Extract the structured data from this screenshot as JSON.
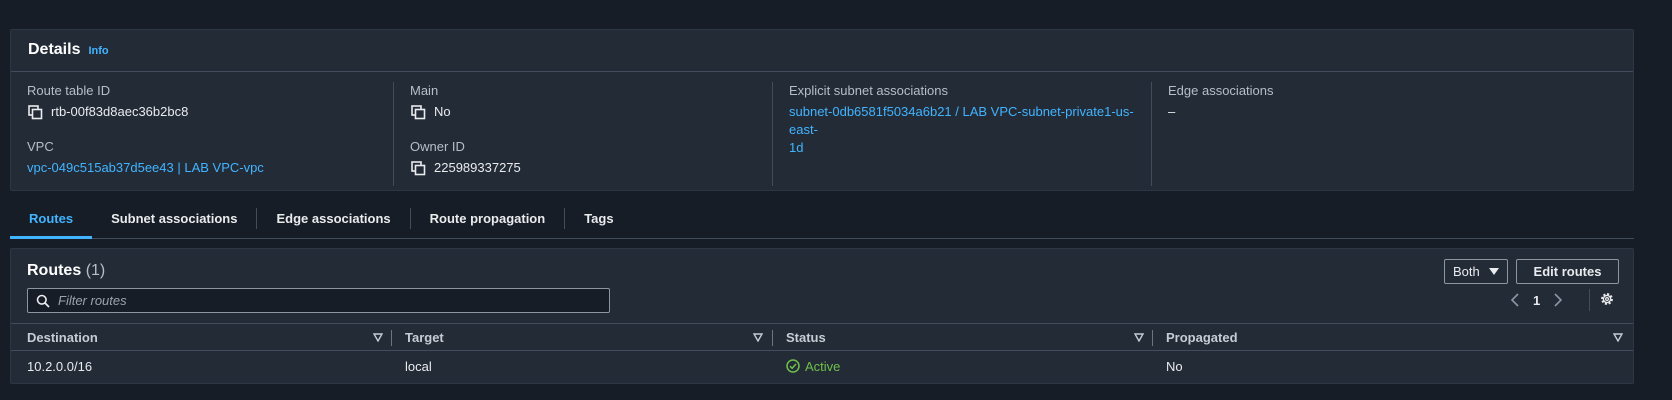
{
  "details": {
    "title": "Details",
    "info_label": "Info",
    "route_table_id": {
      "label": "Route table ID",
      "value": "rtb-00f83d8aec36b2bc8"
    },
    "vpc": {
      "label": "VPC",
      "value": "vpc-049c515ab37d5ee43 | LAB VPC-vpc"
    },
    "main": {
      "label": "Main",
      "value": "No"
    },
    "owner_id": {
      "label": "Owner ID",
      "value": "225989337275"
    },
    "explicit_subnet_associations": {
      "label": "Explicit subnet associations",
      "value_line1": "subnet-0db6581f5034a6b21 / LAB VPC-subnet-private1-us-east-",
      "value_line2": "1d"
    },
    "edge_associations": {
      "label": "Edge associations",
      "value": "–"
    }
  },
  "tabs": [
    {
      "label": "Routes",
      "active": true
    },
    {
      "label": "Subnet associations",
      "active": false
    },
    {
      "label": "Edge associations",
      "active": false
    },
    {
      "label": "Route propagation",
      "active": false
    },
    {
      "label": "Tags",
      "active": false
    }
  ],
  "routes": {
    "title": "Routes",
    "count": "(1)",
    "filter_select_value": "Both",
    "edit_button_label": "Edit routes",
    "filter_placeholder": "Filter routes",
    "current_page": "1",
    "columns": [
      "Destination",
      "Target",
      "Status",
      "Propagated"
    ],
    "rows": [
      {
        "destination": "10.2.0.0/16",
        "target": "local",
        "status": "Active",
        "propagated": "No"
      }
    ]
  },
  "colors": {
    "background": "#161d26",
    "panel": "#232b37",
    "link": "#42b4ff",
    "status_active": "#6fc04a"
  },
  "icons": [
    "copy-icon",
    "caret-down-icon",
    "search-icon",
    "chevron-left-icon",
    "chevron-right-icon",
    "gear-icon",
    "check-circle-icon"
  ]
}
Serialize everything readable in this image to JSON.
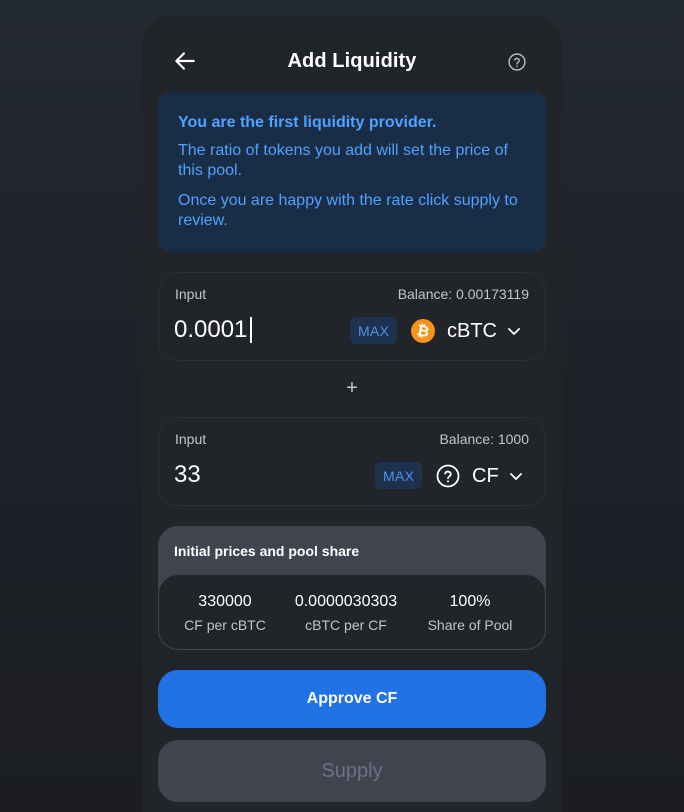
{
  "header": {
    "title": "Add Liquidity",
    "back_icon": "arrow-left-icon",
    "help_icon": "question-circle-icon"
  },
  "info": {
    "title": "You are the first liquidity provider.",
    "line1": "The ratio of tokens you add will set the price of this pool.",
    "line2": "Once you are happy with the rate click supply to review."
  },
  "input_a": {
    "label": "Input",
    "balance": "Balance: 0.00173119",
    "value": "0.0001",
    "max_label": "MAX",
    "token": "cBTC",
    "token_icon": "bitcoin-icon"
  },
  "plus": "+",
  "input_b": {
    "label": "Input",
    "balance": "Balance: 1000",
    "value": "33",
    "max_label": "MAX",
    "token": "CF",
    "token_icon": "question-circle-icon"
  },
  "prices": {
    "title": "Initial prices and pool share",
    "items": [
      {
        "value": "330000",
        "label": "CF per cBTC"
      },
      {
        "value": "0.0000030303",
        "label": "cBTC per CF"
      },
      {
        "value": "100%",
        "label": "Share of Pool"
      }
    ]
  },
  "buttons": {
    "approve": "Approve CF",
    "supply": "Supply"
  },
  "colors": {
    "accent": "#2172e5",
    "info_bg": "#1a2d47",
    "info_text": "#4fa2ff",
    "bitcoin": "#f7931a",
    "card_bg": "#212429"
  }
}
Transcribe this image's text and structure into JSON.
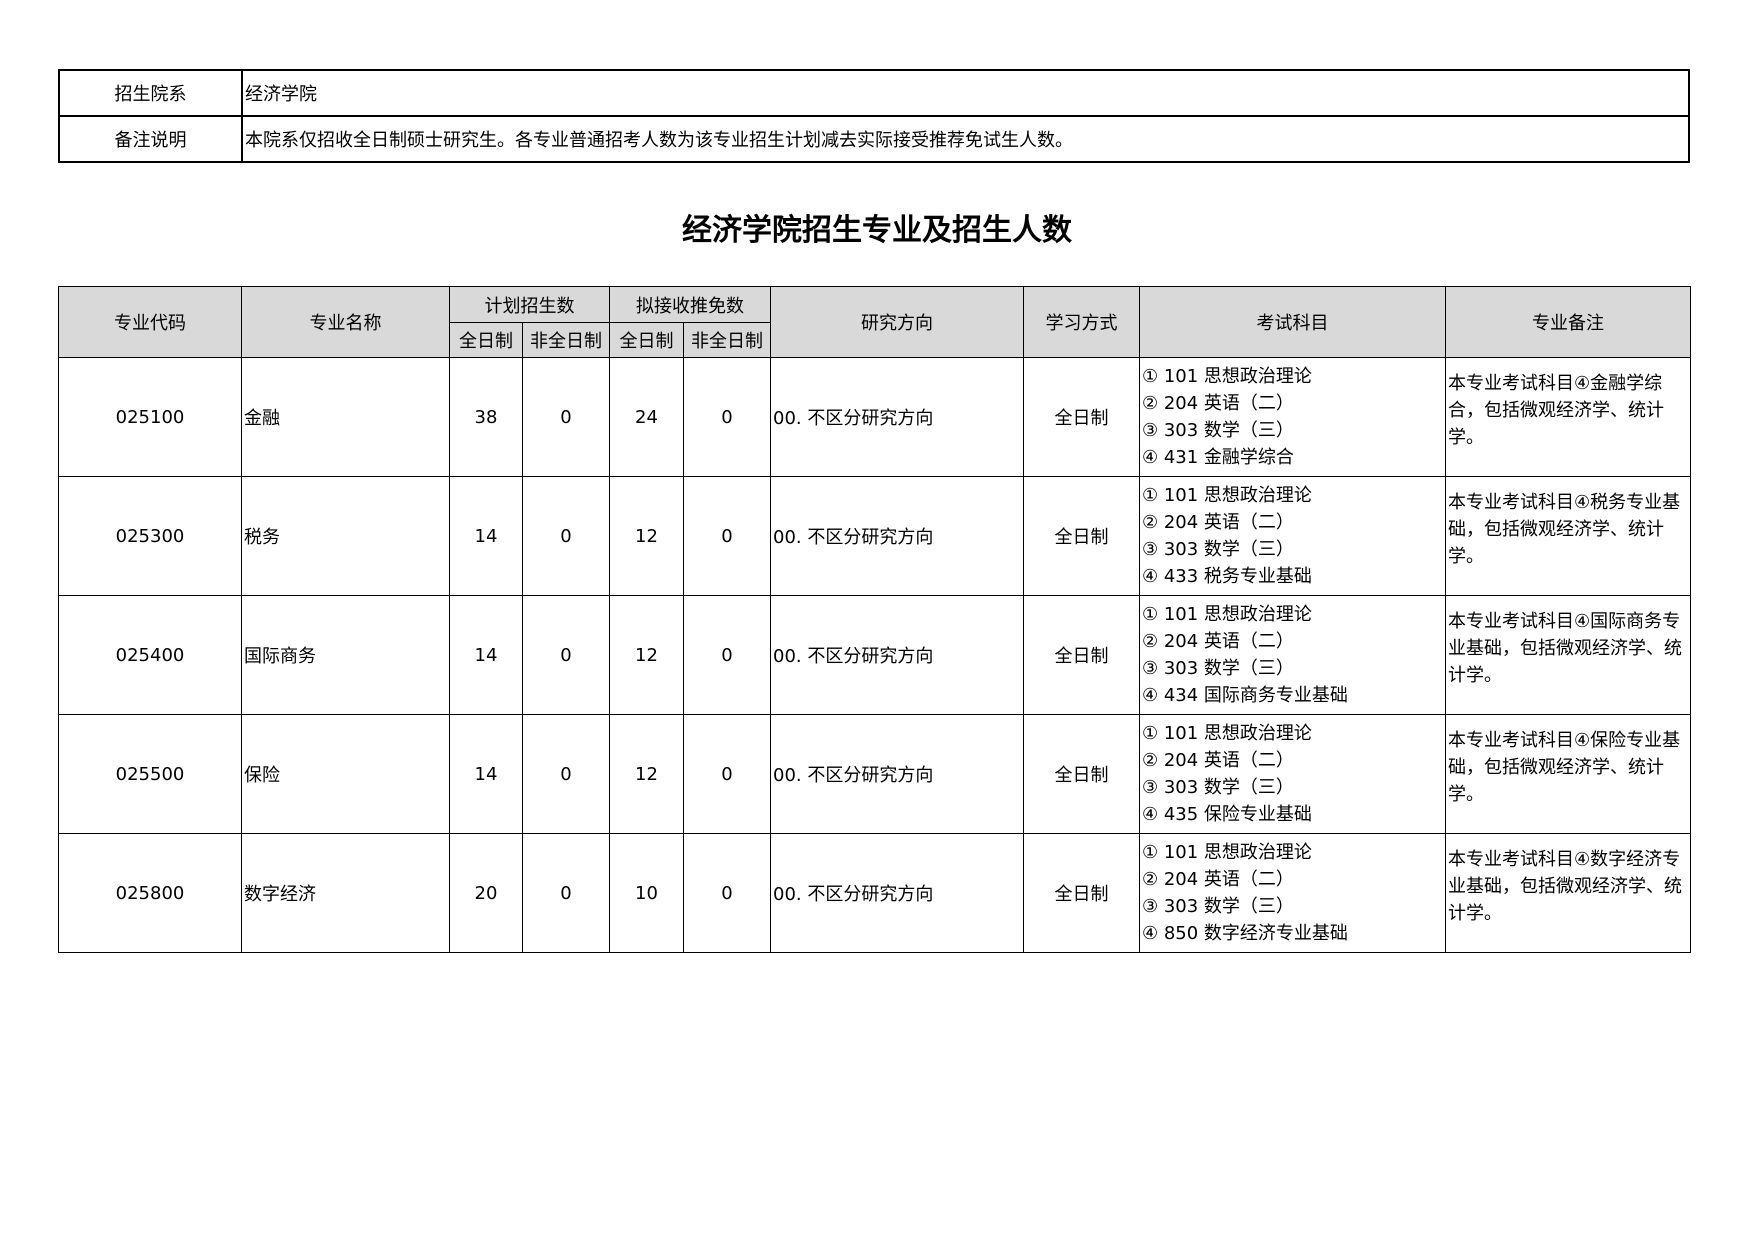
{
  "info": {
    "dept_label": "招生院系",
    "dept_value": "经济学院",
    "remark_label": "备注说明",
    "remark_value": "本院系仅招收全日制硕士研究生。各专业普通招考人数为该专业招生计划减去实际接受推荐免试生人数。"
  },
  "title": "经济学院招生专业及招生人数",
  "headers": {
    "code": "专业代码",
    "name": "专业名称",
    "plan": "计划招生数",
    "recommend": "拟接收推免数",
    "full_time": "全日制",
    "part_time": "非全日制",
    "direction": "研究方向",
    "study_mode": "学习方式",
    "subjects": "考试科目",
    "remark": "专业备注"
  },
  "rows": [
    {
      "code": "025100",
      "name": "金融",
      "plan_full": "38",
      "plan_part": "0",
      "rec_full": "24",
      "rec_part": "0",
      "direction": "00. 不区分研究方向",
      "mode": "全日制",
      "subjects": [
        "① 101 思想政治理论",
        "② 204 英语（二）",
        "③ 303 数学（三）",
        "④ 431 金融学综合"
      ],
      "note": "本专业考试科目④金融学综合，包括微观经济学、统计学。"
    },
    {
      "code": "025300",
      "name": "税务",
      "plan_full": "14",
      "plan_part": "0",
      "rec_full": "12",
      "rec_part": "0",
      "direction": "00. 不区分研究方向",
      "mode": "全日制",
      "subjects": [
        "① 101 思想政治理论",
        "② 204 英语（二）",
        "③ 303 数学（三）",
        "④ 433 税务专业基础"
      ],
      "note": "本专业考试科目④税务专业基础，包括微观经济学、统计学。"
    },
    {
      "code": "025400",
      "name": "国际商务",
      "plan_full": "14",
      "plan_part": "0",
      "rec_full": "12",
      "rec_part": "0",
      "direction": "00. 不区分研究方向",
      "mode": "全日制",
      "subjects": [
        "① 101 思想政治理论",
        "② 204 英语（二）",
        "③ 303 数学（三）",
        "④ 434 国际商务专业基础"
      ],
      "note": "本专业考试科目④国际商务专业基础，包括微观经济学、统计学。"
    },
    {
      "code": "025500",
      "name": "保险",
      "plan_full": "14",
      "plan_part": "0",
      "rec_full": "12",
      "rec_part": "0",
      "direction": "00. 不区分研究方向",
      "mode": "全日制",
      "subjects": [
        "① 101 思想政治理论",
        "② 204 英语（二）",
        "③ 303 数学（三）",
        "④ 435 保险专业基础"
      ],
      "note": "本专业考试科目④保险专业基础，包括微观经济学、统计学。"
    },
    {
      "code": "025800",
      "name": "数字经济",
      "plan_full": "20",
      "plan_part": "0",
      "rec_full": "10",
      "rec_part": "0",
      "direction": "00. 不区分研究方向",
      "mode": "全日制",
      "subjects": [
        "① 101 思想政治理论",
        "② 204 英语（二）",
        "③ 303 数学（三）",
        "④ 850 数字经济专业基础"
      ],
      "note": "本专业考试科目④数字经济专业基础，包括微观经济学、统计学。"
    }
  ]
}
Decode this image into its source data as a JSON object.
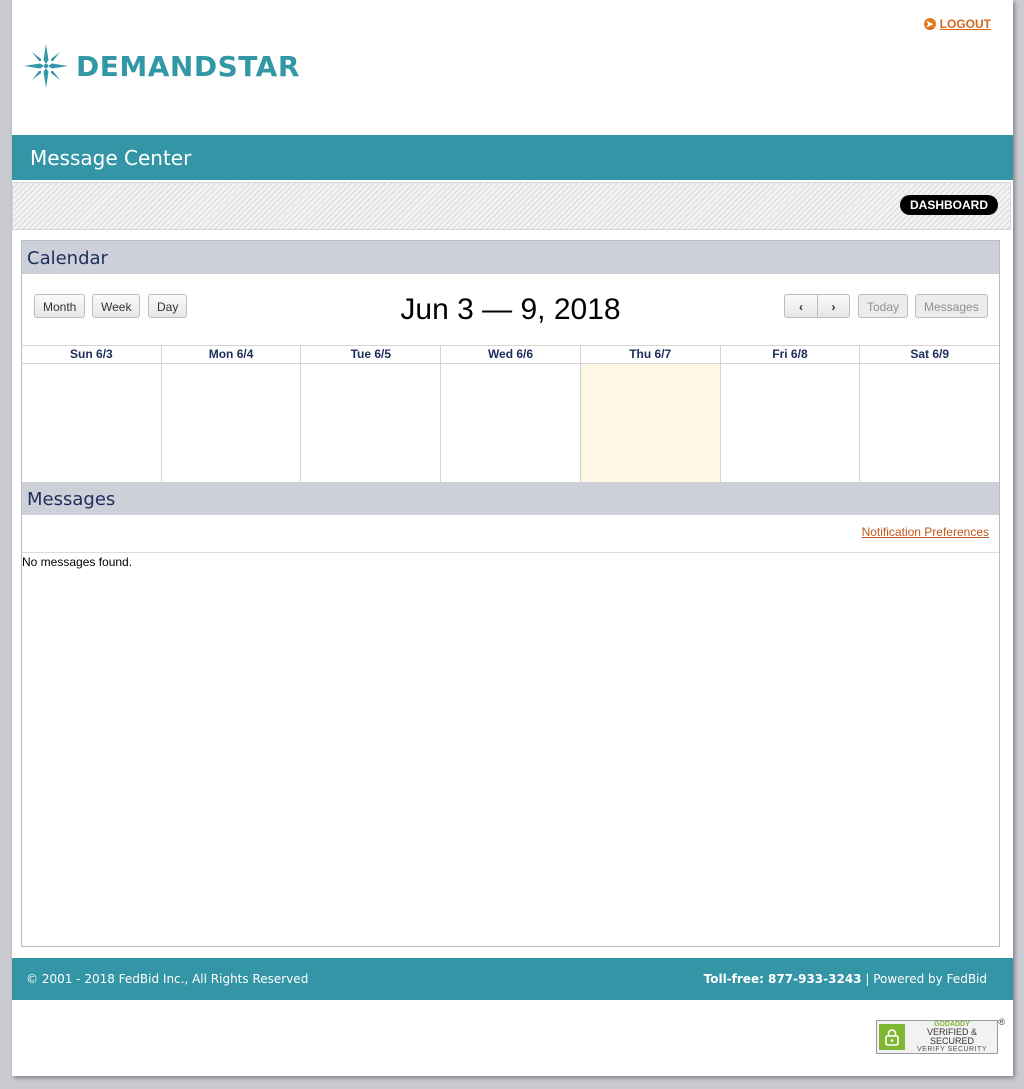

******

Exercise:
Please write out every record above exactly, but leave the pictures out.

Solved problem:
Extract the structured data from this screenshot as JSON.
{
  "details": {
    "title": "Details",
    "info_label": "Info",
    "route_table_id": {
      "label": "Route table ID",
      "value": "rtb-00f83d8aec36b2bc8"
    },
    "vpc": {
      "label": "VPC",
      "value": "vpc-049c515ab37d5ee43 | LAB VPC-vpc"
    },
    "main": {
      "label": "Main",
      "value": "No"
    },
    "owner_id": {
      "label": "Owner ID",
      "value": "225989337275"
    },
    "explicit_subnet_associations": {
      "label": "Explicit subnet associations",
      "value_line1": "subnet-0db6581f5034a6b21 / LAB VPC-subnet-private1-us-east-",
      "value_line2": "1d"
    },
    "edge_associations": {
      "label": "Edge associations",
      "value": "–"
    }
  },
  "tabs": [
    {
      "label": "Routes",
      "active": true
    },
    {
      "label": "Subnet associations",
      "active": false
    },
    {
      "label": "Edge associations",
      "active": false
    },
    {
      "label": "Route propagation",
      "active": false
    },
    {
      "label": "Tags",
      "active": false
    }
  ],
  "routes": {
    "title": "Routes",
    "count": "(1)",
    "filter_select_value": "Both",
    "edit_button_label": "Edit routes",
    "filter_placeholder": "Filter routes",
    "current_page": "1",
    "columns": [
      "Destination",
      "Target",
      "Status",
      "Propagated"
    ],
    "rows": [
      {
        "destination": "10.2.0.0/16",
        "target": "local",
        "status": "Active",
        "propagated": "No"
      }
    ]
  },
  "colors": {
    "background": "#161d26",
    "panel": "#232b37",
    "link": "#42b4ff",
    "status_active": "#6fc04a"
  },
  "icons": [
    "copy-icon",
    "caret-down-icon",
    "search-icon",
    "chevron-left-icon",
    "chevron-right-icon",
    "gear-icon",
    "check-circle-icon"
  ]
}
Serialize everything readable in this image to JSON.
{
  "header": {
    "title": "Add Liquidity",
    "back_icon": "arrow-left-icon",
    "help_icon": "question-circle-icon"
  },
  "info": {
    "title": "You are the first liquidity provider.",
    "line1": "The ratio of tokens you add will set the price of this pool.",
    "line2": "Once you are happy with the rate click supply to review."
  },
  "input_a": {
    "label": "Input",
    "balance": "Balance: 0.00173119",
    "value": "0.0001",
    "max_label": "MAX",
    "token": "cBTC",
    "token_icon": "bitcoin-icon"
  },
  "plus": "+",
  "input_b": {
    "label": "Input",
    "balance": "Balance: 1000",
    "value": "33",
    "max_label": "MAX",
    "token": "CF",
    "token_icon": "question-circle-icon"
  },
  "prices": {
    "title": "Initial prices and pool share",
    "items": [
      {
        "value": "330000",
        "label": "CF per cBTC"
      },
      {
        "value": "0.0000030303",
        "label": "cBTC per CF"
      },
      {
        "value": "100%",
        "label": "Share of Pool"
      }
    ]
  },
  "buttons": {
    "approve": "Approve CF",
    "supply": "Supply"
  },
  "colors": {
    "accent": "#2172e5",
    "info_bg": "#1a2d47",
    "info_text": "#4fa2ff",
    "bitcoin": "#f7931a",
    "card_bg": "#212429"
  }
}
Transcribe this image's text and structure into JSON.
{
  "info": {
    "dept_label": "招生院系",
    "dept_value": "经济学院",
    "remark_label": "备注说明",
    "remark_value": "本院系仅招收全日制硕士研究生。各专业普通招考人数为该专业招生计划减去实际接受推荐免试生人数。"
  },
  "title": "经济学院招生专业及招生人数",
  "headers": {
    "code": "专业代码",
    "name": "专业名称",
    "plan": "计划招生数",
    "recommend": "拟接收推免数",
    "full_time": "全日制",
    "part_time": "非全日制",
    "direction": "研究方向",
    "study_mode": "学习方式",
    "subjects": "考试科目",
    "remark": "专业备注"
  },
  "rows": [
    {
      "code": "025100",
      "name": "金融",
      "plan_full": "38",
      "plan_part": "0",
      "rec_full": "24",
      "rec_part": "0",
      "direction": "00. 不区分研究方向",
      "mode": "全日制",
      "subjects": [
        "① 101 思想政治理论",
        "② 204 英语（二）",
        "③ 303 数学（三）",
        "④ 431 金融学综合"
      ],
      "note": "本专业考试科目④金融学综合，包括微观经济学、统计学。"
    },
    {
      "code": "025300",
      "name": "税务",
      "plan_full": "14",
      "plan_part": "0",
      "rec_full": "12",
      "rec_part": "0",
      "direction": "00. 不区分研究方向",
      "mode": "全日制",
      "subjects": [
        "① 101 思想政治理论",
        "② 204 英语（二）",
        "③ 303 数学（三）",
        "④ 433 税务专业基础"
      ],
      "note": "本专业考试科目④税务专业基础，包括微观经济学、统计学。"
    },
    {
      "code": "025400",
      "name": "国际商务",
      "plan_full": "14",
      "plan_part": "0",
      "rec_full": "12",
      "rec_part": "0",
      "direction": "00. 不区分研究方向",
      "mode": "全日制",
      "subjects": [
        "① 101 思想政治理论",
        "② 204 英语（二）",
        "③ 303 数学（三）",
        "④ 434 国际商务专业基础"
      ],
      "note": "本专业考试科目④国际商务专业基础，包括微观经济学、统计学。"
    },
    {
      "code": "025500",
      "name": "保险",
      "plan_full": "14",
      "plan_part": "0",
      "rec_full": "12",
      "rec_part": "0",
      "direction": "00. 不区分研究方向",
      "mode": "全日制",
      "subjects": [
        "① 101 思想政治理论",
        "② 204 英语（二）",
        "③ 303 数学（三）",
        "④ 435 保险专业基础"
      ],
      "note": "本专业考试科目④保险专业基础，包括微观经济学、统计学。"
    },
    {
      "code": "025800",
      "name": "数字经济",
      "plan_full": "20",
      "plan_part": "0",
      "rec_full": "10",
      "rec_part": "0",
      "direction": "00. 不区分研究方向",
      "mode": "全日制",
      "subjects": [
        "① 101 思想政治理论",
        "② 204 英语（二）",
        "③ 303 数学（三）",
        "④ 850 数字经济专业基础"
      ],
      "note": "本专业考试科目④数字经济专业基础，包括微观经济学、统计学。"
    }
  ]
}
Decode this image into its source data as a JSON object.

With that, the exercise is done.